    Best regards,
    Jens

  • beyondplm

    Jens, Can I take your insight in a slightly different direction? Why, do you think, customer needs to worry about ISO? Think about OSS (open source). Everybody uses the last stable version of the software (based on their understanding of what needed) and happy so far. Why it cannot work in the place of standards? Do you have any idea? Best, Oleg

  • Hakan Karden

    Oleg,
    if ISO would standardize the SW code I would be worried. Open Source or Proprietary SW – go for best of breed and price performance. There will always be alternatives which is a good thing.

    The important thing is that ISO STEP incl PLCS and AP233 etc standardize the information models – this is where the value is and what needs to be stable. It is like any infrastructure – we need to agree on some basics and within these contraints allow for best of breed. You can buy any kind of lamp but this is because of systems that standardize frequence and voltage etc.
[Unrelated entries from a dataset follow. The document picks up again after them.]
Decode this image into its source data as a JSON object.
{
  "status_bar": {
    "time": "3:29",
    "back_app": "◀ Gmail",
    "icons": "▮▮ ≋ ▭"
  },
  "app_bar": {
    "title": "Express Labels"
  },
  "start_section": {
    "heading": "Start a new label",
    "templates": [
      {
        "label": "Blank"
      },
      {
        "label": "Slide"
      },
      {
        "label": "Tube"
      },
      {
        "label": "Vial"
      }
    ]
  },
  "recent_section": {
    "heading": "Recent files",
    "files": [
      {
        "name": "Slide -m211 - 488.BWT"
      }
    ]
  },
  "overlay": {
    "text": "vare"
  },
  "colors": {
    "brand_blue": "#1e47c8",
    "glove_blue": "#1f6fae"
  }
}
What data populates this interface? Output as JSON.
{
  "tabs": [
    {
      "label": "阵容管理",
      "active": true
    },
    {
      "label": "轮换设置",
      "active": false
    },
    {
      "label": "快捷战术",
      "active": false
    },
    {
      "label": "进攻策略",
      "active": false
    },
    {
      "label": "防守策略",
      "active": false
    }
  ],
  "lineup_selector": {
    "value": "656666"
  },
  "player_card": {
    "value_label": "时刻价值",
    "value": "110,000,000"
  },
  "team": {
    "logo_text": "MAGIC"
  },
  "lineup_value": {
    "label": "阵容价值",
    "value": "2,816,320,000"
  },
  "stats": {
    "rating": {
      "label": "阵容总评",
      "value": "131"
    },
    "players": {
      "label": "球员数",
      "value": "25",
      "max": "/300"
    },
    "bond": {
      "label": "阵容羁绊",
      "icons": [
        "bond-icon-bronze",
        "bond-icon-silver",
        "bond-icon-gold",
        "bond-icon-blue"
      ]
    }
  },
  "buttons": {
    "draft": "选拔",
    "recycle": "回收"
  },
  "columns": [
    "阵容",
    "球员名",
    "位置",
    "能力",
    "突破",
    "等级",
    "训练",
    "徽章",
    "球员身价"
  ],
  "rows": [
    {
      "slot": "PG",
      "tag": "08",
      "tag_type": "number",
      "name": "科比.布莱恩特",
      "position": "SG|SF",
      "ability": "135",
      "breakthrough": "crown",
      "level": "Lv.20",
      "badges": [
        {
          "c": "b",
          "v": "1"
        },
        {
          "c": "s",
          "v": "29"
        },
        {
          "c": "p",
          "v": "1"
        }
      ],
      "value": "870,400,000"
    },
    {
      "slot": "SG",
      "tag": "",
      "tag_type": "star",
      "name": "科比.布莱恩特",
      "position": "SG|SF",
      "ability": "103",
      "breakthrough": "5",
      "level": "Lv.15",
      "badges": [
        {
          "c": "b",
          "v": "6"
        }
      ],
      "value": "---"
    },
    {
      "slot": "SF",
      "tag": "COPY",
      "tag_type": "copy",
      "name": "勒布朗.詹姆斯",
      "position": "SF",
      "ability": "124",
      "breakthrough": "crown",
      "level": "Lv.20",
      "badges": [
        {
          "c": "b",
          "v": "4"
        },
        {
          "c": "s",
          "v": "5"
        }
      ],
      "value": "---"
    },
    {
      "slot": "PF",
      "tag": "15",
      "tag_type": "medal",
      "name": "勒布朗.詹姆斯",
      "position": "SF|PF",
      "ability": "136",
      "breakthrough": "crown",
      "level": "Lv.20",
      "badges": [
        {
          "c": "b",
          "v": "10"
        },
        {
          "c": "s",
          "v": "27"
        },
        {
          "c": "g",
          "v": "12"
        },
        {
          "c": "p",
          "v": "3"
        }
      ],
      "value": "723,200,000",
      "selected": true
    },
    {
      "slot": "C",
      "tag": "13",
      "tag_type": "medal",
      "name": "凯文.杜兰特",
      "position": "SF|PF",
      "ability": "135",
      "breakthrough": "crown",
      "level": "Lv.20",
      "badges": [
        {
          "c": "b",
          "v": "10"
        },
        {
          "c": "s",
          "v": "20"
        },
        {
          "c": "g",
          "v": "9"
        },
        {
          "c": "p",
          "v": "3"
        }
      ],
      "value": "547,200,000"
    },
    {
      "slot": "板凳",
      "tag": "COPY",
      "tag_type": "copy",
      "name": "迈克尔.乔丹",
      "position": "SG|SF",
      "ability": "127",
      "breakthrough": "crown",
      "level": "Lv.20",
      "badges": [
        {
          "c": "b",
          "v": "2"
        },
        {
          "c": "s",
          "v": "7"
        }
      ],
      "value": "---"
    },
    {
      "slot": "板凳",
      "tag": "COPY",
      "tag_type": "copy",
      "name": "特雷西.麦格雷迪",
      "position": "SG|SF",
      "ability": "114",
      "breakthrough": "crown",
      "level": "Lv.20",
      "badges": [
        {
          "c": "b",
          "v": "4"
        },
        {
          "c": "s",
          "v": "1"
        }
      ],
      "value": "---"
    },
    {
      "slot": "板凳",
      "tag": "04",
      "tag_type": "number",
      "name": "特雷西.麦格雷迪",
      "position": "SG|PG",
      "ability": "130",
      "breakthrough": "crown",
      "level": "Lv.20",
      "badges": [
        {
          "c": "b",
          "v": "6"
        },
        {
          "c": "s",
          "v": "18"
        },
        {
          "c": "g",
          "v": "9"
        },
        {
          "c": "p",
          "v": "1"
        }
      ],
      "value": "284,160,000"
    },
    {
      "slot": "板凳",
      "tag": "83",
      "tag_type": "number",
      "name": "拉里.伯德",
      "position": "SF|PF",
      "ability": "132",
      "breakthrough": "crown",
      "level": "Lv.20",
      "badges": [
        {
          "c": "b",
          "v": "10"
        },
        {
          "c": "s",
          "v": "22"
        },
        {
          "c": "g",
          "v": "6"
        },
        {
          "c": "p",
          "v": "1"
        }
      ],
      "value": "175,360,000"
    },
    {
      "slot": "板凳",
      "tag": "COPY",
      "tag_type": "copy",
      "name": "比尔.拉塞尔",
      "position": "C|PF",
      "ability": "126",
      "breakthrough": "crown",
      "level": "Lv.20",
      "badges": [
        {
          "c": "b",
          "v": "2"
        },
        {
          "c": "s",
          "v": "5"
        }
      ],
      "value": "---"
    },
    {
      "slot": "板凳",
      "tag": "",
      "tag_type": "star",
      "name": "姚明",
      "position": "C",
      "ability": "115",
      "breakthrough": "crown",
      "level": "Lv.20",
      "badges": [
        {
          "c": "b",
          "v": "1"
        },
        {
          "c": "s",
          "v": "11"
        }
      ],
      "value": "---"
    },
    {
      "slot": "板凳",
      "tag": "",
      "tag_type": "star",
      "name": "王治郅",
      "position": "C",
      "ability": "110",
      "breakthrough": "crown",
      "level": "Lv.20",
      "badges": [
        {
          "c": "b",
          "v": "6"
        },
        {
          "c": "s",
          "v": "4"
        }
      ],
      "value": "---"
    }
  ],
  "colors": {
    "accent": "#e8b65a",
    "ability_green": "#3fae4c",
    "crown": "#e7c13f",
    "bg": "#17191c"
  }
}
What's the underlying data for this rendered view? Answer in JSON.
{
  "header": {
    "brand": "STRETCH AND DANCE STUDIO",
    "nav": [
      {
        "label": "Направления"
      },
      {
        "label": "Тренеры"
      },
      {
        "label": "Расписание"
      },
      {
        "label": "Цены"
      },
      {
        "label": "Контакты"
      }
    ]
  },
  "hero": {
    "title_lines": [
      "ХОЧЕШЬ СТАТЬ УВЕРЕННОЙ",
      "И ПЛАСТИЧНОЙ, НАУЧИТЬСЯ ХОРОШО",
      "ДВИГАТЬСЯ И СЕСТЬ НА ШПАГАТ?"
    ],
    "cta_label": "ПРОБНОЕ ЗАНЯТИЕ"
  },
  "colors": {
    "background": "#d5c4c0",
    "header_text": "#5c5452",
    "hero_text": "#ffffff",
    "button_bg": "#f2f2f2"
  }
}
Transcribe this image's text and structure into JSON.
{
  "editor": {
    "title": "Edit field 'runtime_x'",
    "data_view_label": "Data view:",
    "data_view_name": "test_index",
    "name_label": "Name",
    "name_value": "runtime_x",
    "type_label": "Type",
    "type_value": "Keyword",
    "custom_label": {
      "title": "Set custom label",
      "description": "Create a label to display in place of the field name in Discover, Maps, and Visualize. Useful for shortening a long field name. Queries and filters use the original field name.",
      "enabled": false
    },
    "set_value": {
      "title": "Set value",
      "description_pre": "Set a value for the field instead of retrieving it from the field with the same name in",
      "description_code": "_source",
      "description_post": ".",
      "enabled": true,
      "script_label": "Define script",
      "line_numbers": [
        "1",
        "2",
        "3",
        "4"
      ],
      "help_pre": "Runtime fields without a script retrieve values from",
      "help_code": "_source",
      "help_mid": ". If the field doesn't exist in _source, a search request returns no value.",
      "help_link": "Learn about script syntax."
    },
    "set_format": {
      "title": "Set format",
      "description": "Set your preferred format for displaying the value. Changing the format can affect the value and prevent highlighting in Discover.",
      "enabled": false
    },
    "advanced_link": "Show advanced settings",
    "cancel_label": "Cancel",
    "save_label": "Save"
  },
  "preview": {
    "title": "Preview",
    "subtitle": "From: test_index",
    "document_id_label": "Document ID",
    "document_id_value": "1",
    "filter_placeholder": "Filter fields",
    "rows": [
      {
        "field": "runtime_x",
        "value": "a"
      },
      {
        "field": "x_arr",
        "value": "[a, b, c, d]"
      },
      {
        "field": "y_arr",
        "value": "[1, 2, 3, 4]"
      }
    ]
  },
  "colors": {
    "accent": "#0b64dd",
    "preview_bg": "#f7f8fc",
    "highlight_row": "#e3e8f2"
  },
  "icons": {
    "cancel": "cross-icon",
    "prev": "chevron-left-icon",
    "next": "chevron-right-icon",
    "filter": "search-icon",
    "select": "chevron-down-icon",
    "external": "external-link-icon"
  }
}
    Regards,
    Håkan
    CEO Eurostep Group

  • beyondplm

    Hakan, I’m not suggesting ISO to certify OSS. However, what do you think about OS data information models? Can we make information model with Creative Common LA? Does it make sense to you? Best, Oleg

  • Hakan Karden

    STEP, PLCS etc is open source.
    You will have to buy the standard spec but it is open for sure.

    Regards,
    Håkan

  • Hi Oleg,
    in my understanding, ISO standard is a different quality than open. The ISO process makes sure that there is only one standard for any given field of application. The whole process with ballots etc. also ensures a certain level of quality. This is not true for open. Openness is just one of the qualities that an ISO standard provides. Every vendor and customer should be able to adopt an ISO standard, but I doubt that e.g. Dassault adopts JT just because it’s open….
    As always – my view,
    Jens

  • Hakan Karden

    Oleg,
    You have identified one issue with how the PLM term “is used”. It should include early systems engineering phases as well as aftermarket/product support. If PLM is limited to design/development I suggest using PDM.

    Regards,
    Håkan
    CEO Eurostep Group

  • beyondplm

    Hakan, The definition of Open Source is vague. I’m not pretending to have an original one. However, mine is something compliant to open source initiative – http://www.opensource.org/licenses/index.html. Does it fit your rule? Why did you define STEP and PLSC as Open Source? Best, Oleg

  • beyondplm

    Jens, agree. ISO is trying to create one to one relationships between the domain field and standard. “Open” has a different notion, in my view. For example, wikipedia is open. just my thoughts… Best, Oleg

  • beyondplm

    Hakan, The definition is fuzzy. I tend to agree with your opinion. However, the border is not clear. Best, Oleg

  • Charlie Stirk

    Hi Jens,
    The ISO standardization process is a formality for most, except for governments that require a certain level of standardization. With the relatively recent establishment of the STEP Modules Resource Library (SMRL), updates to the standards are happening about quarterly, sometimes faster. The schemas are available on sourceforge and the SMRL is available on a CD from ISO. For software implementers, an early version of STEP AP242 with updates to PMI and User Defined Attributes is available to CAX-IF members as are the updated recommended practices.
    Charlie